Ideally, though, I prefer to give overarching critiques. I like to point out when something worked brilliantly, or when limped along. I like to note good foreshadowing, or when an element popped out of the blue – and not in a good surprise way. I’m particularly fussy about endings that rush by too quickly, or that leave me scratching my head.

My goal is to help the novelist in a positive way. To make him or her say, “Ah-ha, that’s what was bothering me.” And best of all to say, “I can fix that!”

So far, I haven’t regretted a novel crit, though I cringe at my early attempts to crit short stories. I always worry that I’ve depressed the writer, which is the last thing I want to do. All stories have merit. They just might not be marketable in their current form.
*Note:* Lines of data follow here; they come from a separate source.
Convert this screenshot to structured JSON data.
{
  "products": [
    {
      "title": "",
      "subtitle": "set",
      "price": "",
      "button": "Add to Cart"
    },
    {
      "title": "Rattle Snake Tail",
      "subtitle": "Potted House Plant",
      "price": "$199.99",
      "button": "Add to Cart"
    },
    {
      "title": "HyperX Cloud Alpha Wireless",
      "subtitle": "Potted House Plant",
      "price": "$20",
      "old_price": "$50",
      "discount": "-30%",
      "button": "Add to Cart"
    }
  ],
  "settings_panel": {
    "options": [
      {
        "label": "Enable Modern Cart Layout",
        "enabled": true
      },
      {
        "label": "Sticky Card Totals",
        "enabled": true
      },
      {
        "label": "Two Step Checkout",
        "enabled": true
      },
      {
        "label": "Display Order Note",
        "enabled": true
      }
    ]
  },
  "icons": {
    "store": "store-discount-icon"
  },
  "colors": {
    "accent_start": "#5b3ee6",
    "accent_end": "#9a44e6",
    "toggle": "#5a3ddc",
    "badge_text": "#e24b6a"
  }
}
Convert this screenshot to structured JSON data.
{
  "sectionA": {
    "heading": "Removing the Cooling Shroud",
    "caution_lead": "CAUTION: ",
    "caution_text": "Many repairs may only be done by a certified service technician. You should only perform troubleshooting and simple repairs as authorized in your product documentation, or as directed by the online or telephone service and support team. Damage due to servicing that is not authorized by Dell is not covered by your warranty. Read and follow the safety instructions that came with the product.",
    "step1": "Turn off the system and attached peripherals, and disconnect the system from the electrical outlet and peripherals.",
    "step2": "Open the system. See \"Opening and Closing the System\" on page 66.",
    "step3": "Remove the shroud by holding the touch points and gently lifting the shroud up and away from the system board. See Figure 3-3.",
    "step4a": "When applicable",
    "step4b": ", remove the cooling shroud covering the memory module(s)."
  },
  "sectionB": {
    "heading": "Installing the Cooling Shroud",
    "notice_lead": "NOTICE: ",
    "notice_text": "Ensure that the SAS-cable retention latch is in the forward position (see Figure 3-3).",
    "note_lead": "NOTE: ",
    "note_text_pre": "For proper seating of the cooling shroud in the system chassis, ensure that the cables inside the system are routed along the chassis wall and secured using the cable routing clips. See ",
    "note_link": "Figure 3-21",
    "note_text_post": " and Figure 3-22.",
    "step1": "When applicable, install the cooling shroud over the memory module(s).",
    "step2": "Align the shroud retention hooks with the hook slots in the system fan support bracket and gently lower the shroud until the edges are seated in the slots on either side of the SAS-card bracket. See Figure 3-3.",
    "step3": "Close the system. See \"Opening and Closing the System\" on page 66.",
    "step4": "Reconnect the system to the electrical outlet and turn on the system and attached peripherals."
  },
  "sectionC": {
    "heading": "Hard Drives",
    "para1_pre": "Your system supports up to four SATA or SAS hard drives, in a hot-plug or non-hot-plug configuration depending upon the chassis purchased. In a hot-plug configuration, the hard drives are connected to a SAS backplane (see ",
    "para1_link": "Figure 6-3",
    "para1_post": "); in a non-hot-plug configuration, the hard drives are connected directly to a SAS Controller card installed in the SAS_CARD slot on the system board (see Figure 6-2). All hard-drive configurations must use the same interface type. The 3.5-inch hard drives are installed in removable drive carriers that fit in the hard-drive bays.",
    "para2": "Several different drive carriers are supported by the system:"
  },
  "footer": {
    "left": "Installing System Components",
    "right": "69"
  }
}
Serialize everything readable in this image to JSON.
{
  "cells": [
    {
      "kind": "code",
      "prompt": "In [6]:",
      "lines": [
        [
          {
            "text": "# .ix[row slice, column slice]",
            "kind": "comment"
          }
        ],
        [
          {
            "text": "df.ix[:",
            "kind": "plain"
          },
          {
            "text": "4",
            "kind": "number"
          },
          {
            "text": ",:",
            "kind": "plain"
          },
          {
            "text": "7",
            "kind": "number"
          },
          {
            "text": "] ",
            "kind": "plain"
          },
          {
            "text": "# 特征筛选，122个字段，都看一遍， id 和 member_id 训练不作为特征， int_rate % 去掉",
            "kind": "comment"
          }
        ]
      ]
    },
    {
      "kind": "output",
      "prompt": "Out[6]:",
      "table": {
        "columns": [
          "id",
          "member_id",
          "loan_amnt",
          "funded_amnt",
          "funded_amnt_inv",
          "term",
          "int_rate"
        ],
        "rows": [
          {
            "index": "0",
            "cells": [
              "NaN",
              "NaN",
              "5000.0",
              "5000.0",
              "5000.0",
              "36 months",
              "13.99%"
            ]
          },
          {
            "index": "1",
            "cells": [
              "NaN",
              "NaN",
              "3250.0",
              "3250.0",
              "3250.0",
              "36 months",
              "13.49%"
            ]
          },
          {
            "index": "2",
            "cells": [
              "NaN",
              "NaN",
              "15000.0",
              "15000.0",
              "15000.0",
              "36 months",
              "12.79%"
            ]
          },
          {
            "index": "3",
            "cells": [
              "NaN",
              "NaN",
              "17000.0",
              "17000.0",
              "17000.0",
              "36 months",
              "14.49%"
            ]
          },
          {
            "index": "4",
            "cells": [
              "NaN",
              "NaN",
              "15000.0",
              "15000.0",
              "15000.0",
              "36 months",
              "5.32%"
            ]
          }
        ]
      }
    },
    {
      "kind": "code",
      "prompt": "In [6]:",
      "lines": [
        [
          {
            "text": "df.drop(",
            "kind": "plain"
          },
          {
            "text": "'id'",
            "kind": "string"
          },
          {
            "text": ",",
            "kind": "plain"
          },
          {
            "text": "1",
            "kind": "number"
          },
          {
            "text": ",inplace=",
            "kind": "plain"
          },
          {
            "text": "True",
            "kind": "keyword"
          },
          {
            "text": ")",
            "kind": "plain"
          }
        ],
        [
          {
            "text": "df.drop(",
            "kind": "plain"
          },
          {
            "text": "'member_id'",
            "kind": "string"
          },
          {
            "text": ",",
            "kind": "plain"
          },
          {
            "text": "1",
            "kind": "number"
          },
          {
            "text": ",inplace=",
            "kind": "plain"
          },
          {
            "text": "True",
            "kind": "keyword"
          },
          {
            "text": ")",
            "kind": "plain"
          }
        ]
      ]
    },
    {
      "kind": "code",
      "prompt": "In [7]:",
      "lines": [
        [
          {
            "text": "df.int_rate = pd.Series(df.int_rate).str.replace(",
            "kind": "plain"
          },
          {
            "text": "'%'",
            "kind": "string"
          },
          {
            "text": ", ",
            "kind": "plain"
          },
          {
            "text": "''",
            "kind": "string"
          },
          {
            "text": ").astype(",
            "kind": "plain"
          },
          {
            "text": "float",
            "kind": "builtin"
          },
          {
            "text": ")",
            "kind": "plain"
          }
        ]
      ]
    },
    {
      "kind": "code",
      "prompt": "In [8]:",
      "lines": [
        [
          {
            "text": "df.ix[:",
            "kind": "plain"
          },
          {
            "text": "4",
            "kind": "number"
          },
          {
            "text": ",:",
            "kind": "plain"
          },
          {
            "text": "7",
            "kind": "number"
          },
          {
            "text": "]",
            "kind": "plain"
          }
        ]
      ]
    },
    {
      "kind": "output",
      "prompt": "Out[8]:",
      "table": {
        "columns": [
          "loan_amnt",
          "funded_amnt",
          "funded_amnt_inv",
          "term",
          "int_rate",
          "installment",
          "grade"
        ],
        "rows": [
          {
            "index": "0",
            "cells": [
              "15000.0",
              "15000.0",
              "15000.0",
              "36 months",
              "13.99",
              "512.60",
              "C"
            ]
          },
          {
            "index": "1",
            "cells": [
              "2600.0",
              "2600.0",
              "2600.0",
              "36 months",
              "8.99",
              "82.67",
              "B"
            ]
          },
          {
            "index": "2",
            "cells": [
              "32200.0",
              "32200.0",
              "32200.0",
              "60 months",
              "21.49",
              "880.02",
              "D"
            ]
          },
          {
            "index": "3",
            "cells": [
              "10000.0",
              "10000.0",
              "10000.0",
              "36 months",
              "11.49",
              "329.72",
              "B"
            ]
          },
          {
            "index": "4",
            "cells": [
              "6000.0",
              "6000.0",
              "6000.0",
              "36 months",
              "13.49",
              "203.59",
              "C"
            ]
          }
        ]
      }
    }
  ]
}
Today I’d like to introduce Churchill, my new Muse, to all my bloggy friends. I think he looks like a cross between a stuffy Prime Minister and a thug in fancy dress, but he’s a sweet gentleman. He loves to sit in my lap when I’m writing. And rest his chin on the space bar. Yikes! When I’ve been writing too long he gets up on the desk and sits in front of the monitor. Talk about a hint. LOL!

Tuesday, January 25, 2011

Goals? Oh, dear.

The Sisterhood of the Traveling Blog asked a hard question this month – and I must admit, it’s my own fault, since I chose the question.  But I needed to ask it of myself: What are your writing goals for this year?

I hate writing down my goals. I suppose I’m a featherhead, because as soon as I put them in writing, I change my focus. There are too many unfinished projects in my WIP pile.

Now if I have a real deadline – set by an outside source (like the Sisterhood, ahem) – I’ll button down and perform. I’m not good with self-set goals.

But for the sake of the Sisterhood of the Traveling Blog, I hereby present my goals:

1) Finish four sewing patterns – all technical writing, and my source of income.

2) Finish Iron Core – I’m a bit stuck at the moment. I think I need to rethink and re-outline.

3) Work on my Regency Fabric Glossary – more of a research project, but it goes along with my little business of historical sewing patterns. It’s also my current heartthrob, for some odd reason.

4) Work on Rose Blue – which is also stuck and in need of rethinking. I suspect I need to add a sidekick. But there’s so much ahead of it on the list!

I’m a terribly single-track person, so half my “stuck” problem may be too many projects.

What writing goals have you set for this year? Are you still on track? Were you able to decide on any goals in particular, or do you have trouble committing, like I do?